### Exercise brief
A complete answer lists every line of the entries below where the string "title" appears.

### Excerpted data
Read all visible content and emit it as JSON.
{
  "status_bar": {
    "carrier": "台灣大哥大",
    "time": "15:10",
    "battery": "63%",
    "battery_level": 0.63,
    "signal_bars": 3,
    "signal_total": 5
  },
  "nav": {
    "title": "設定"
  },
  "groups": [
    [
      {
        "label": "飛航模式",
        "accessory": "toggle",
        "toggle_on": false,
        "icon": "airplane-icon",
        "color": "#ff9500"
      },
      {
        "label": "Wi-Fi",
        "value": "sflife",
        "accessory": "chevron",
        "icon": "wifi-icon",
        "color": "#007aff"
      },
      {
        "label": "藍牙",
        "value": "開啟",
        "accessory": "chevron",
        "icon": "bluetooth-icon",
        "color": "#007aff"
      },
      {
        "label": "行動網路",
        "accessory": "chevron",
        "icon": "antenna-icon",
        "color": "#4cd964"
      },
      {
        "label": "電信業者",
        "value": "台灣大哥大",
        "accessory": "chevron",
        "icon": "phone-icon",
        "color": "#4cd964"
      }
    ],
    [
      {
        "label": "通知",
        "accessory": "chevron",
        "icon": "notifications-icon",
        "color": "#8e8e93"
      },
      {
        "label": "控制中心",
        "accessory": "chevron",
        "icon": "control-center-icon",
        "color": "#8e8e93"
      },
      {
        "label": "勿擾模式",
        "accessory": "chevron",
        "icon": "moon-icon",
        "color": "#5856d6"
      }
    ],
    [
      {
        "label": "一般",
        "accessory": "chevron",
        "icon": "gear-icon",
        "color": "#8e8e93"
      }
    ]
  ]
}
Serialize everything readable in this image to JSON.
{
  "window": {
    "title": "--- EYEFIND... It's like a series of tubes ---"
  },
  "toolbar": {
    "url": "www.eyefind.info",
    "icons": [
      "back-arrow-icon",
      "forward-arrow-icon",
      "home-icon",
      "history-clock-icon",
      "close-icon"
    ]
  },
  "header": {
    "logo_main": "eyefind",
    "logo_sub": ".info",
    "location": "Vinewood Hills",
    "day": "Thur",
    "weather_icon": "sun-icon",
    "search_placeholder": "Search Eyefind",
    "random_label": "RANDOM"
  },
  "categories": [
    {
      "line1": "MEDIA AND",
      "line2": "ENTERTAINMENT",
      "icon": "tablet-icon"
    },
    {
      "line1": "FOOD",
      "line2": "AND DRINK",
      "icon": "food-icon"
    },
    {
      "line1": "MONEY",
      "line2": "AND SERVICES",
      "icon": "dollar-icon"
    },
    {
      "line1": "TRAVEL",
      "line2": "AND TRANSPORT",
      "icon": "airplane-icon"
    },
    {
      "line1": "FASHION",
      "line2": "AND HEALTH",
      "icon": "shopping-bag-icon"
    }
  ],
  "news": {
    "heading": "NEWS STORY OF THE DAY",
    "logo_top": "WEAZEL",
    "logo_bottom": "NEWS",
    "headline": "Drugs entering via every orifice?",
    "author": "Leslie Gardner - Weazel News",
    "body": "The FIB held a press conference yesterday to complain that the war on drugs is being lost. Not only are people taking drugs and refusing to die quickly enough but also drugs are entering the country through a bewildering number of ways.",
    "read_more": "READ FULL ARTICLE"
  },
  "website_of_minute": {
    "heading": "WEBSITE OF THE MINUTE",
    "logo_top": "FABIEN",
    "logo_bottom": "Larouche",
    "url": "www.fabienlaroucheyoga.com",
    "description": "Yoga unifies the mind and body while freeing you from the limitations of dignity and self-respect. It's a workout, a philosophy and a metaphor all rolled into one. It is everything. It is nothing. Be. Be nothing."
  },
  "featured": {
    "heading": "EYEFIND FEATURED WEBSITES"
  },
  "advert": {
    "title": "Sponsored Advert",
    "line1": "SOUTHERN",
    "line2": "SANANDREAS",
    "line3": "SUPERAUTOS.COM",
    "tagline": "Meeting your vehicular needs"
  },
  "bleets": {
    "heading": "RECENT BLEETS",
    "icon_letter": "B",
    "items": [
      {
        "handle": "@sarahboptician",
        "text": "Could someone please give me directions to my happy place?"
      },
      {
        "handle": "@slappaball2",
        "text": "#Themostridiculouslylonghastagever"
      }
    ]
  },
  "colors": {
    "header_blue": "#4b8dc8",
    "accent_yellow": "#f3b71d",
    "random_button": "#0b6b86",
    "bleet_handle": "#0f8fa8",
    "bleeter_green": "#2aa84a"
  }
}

### Exercise solution
    "title": "設定"
    "title": "--- EYEFIND... It's like a series of tubes ---"
    "title": "Sponsored Advert",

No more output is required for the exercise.